Congress might help Americans pay for college…by raiding health services?
The interest rate for some federally subsidized student loans could double this summer unless Congress acts. Unfortunately, the House’s solution has been to raid funds from the health reform legislation.
Obviously we want to prevent a spike in the cost of college for students and families, but not at the expense of health services. Both programs help ensure the security of many of the same working-class American families; pitting them against each other is lunacy.
Without congressional action by July 1st, low-and-moderate income students across the U.S. will be at risk for their loans to double from 3.4 percent to 6.8 percent. If this increase occurs, the average student will see their education costs go up by about $1,000 per year of school, according to a report released last week by the Young Invincibles, Center for American Progress, Campus Progress, and U.S. PIRG.
The House would raid health reform’s Prevention and Public Health Fund to prevent the student loan increase. According to the latest breakdown on the HHS website, this fund is currently supporting child immunizations, breastfeeding promotion, nutrition and anti-obesity activities, tobacco prevention, racial and ethnic approaches to community health, and programs to help communities fight chronic diseases.

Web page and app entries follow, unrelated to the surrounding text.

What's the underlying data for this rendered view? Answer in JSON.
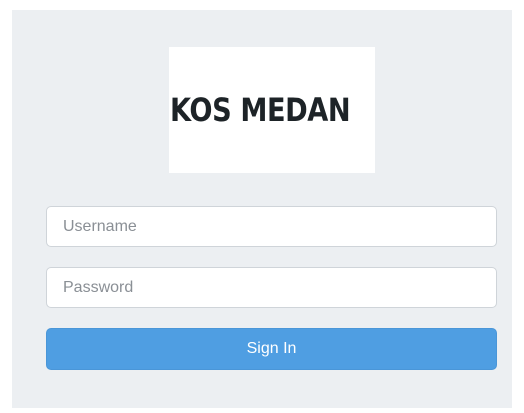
{
  "brand": {
    "logo_text": "KOS MEDAN",
    "logo_icon": "house-logo-icon"
  },
  "login": {
    "username_placeholder": "Username",
    "username_value": "",
    "password_placeholder": "Password",
    "password_value": "",
    "signin_label": "Sign In"
  },
  "colors": {
    "panel_background": "#eceff2",
    "button_primary": "#4f9ee2",
    "logo_roof": "#f07a3b",
    "logo_body": "#f3c63a",
    "logo_fence": "#8bc53f"
  }
}
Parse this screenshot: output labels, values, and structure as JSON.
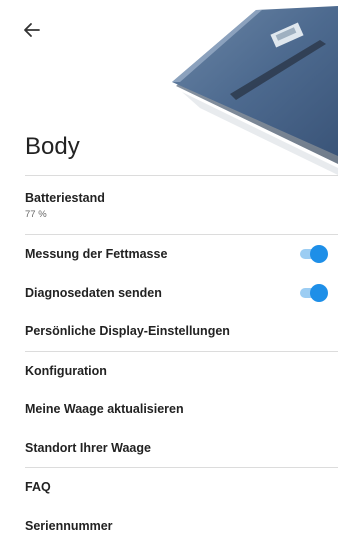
{
  "header": {
    "back_icon": "arrow-left-icon",
    "title": "Body"
  },
  "battery": {
    "label": "Batteriestand",
    "value": "77 %"
  },
  "settings": {
    "fat_mass": {
      "label": "Messung der Fettmasse",
      "enabled": true
    },
    "diagnostics": {
      "label": "Diagnosedaten senden",
      "enabled": true
    },
    "display": {
      "label": "Persönliche Display-Einstellungen"
    }
  },
  "menu": {
    "configuration": "Konfiguration",
    "update": "Meine Waage aktualisieren",
    "location": "Standort Ihrer Waage"
  },
  "info": {
    "faq": "FAQ",
    "serial": "Seriennummer"
  },
  "colors": {
    "toggle_on": "#1e8fe8",
    "toggle_track": "#9ccdf3",
    "divider": "#dcdcdc"
  }
}
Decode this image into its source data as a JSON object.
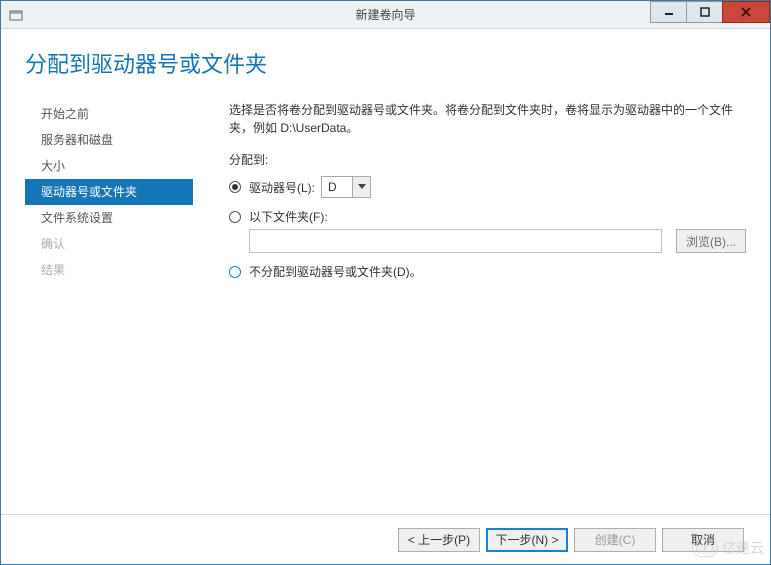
{
  "window": {
    "title": "新建卷向导"
  },
  "header": {
    "title": "分配到驱动器号或文件夹"
  },
  "sidebar": {
    "items": [
      {
        "label": "开始之前",
        "state": "done"
      },
      {
        "label": "服务器和磁盘",
        "state": "done"
      },
      {
        "label": "大小",
        "state": "done"
      },
      {
        "label": "驱动器号或文件夹",
        "state": "active"
      },
      {
        "label": "文件系统设置",
        "state": "done"
      },
      {
        "label": "确认",
        "state": "disabled"
      },
      {
        "label": "结果",
        "state": "disabled"
      }
    ]
  },
  "content": {
    "description": "选择是否将卷分配到驱动器号或文件夹。将卷分配到文件夹时，卷将显示为驱动器中的一个文件夹，例如 D:\\UserData。",
    "assign_label": "分配到:",
    "options": {
      "drive": {
        "label": "驱动器号(L):",
        "value": "D",
        "checked": true
      },
      "folder": {
        "label": "以下文件夹(F):",
        "path": "",
        "checked": false
      },
      "none": {
        "label": "不分配到驱动器号或文件夹(D)。",
        "checked": false
      }
    },
    "browse_button": "浏览(B)..."
  },
  "footer": {
    "prev": "< 上一步(P)",
    "next": "下一步(N) >",
    "create": "创建(C)",
    "cancel": "取消"
  },
  "watermark": {
    "text": "亿速云"
  }
}
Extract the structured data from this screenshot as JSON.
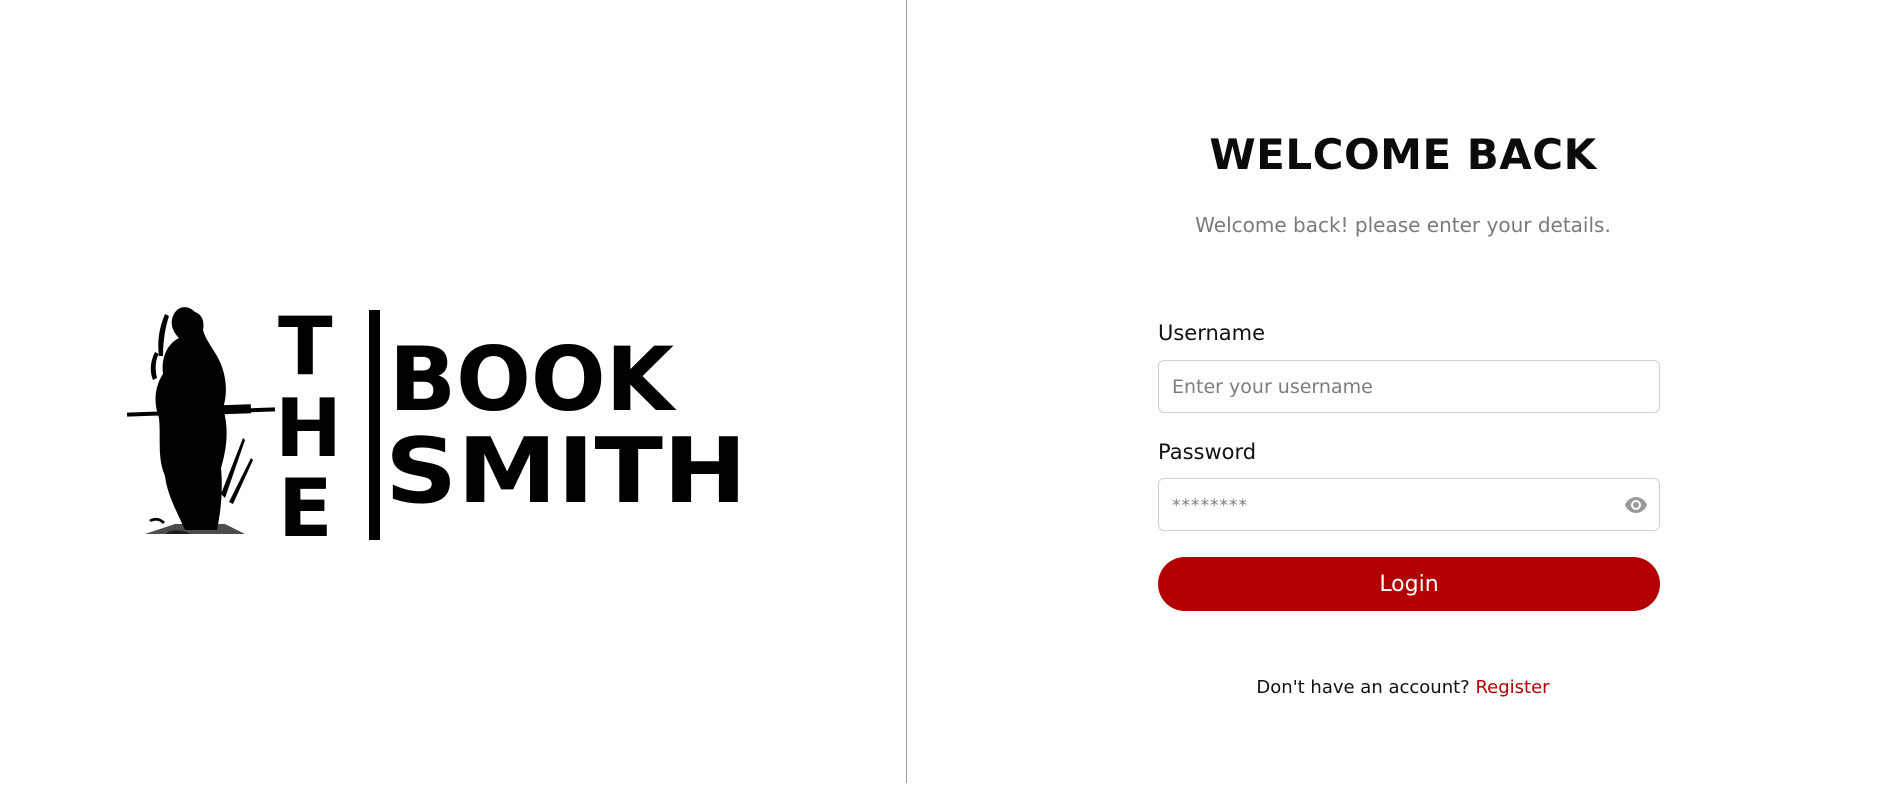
{
  "brand": {
    "logo_alt": "THE BOOK SMITH",
    "logo_letters": {
      "vertical": [
        "T",
        "H",
        "E"
      ],
      "top_word": "BOOK",
      "bottom_word": "SMITH"
    }
  },
  "login_form": {
    "title": "WELCOME BACK",
    "subtitle": "Welcome back! please enter your details.",
    "username": {
      "label": "Username",
      "placeholder": "Enter your username",
      "value": ""
    },
    "password": {
      "label": "Password",
      "placeholder": "********",
      "value": "",
      "toggle_icon": "eye-icon"
    },
    "submit_label": "Login",
    "footer": {
      "prompt": "Don't have an account?",
      "link_label": "Register"
    }
  },
  "colors": {
    "accent": "#b30000",
    "divider": "#9a9a9a",
    "muted_text": "#7a7a7a"
  }
}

These health programs are essential for those most vulnerable, while providing a cost savings to taxpayers over the long-term. Voices strongly encourages Congress to pass a student loan bill that doesn’t risk the health of our nation’s children and families.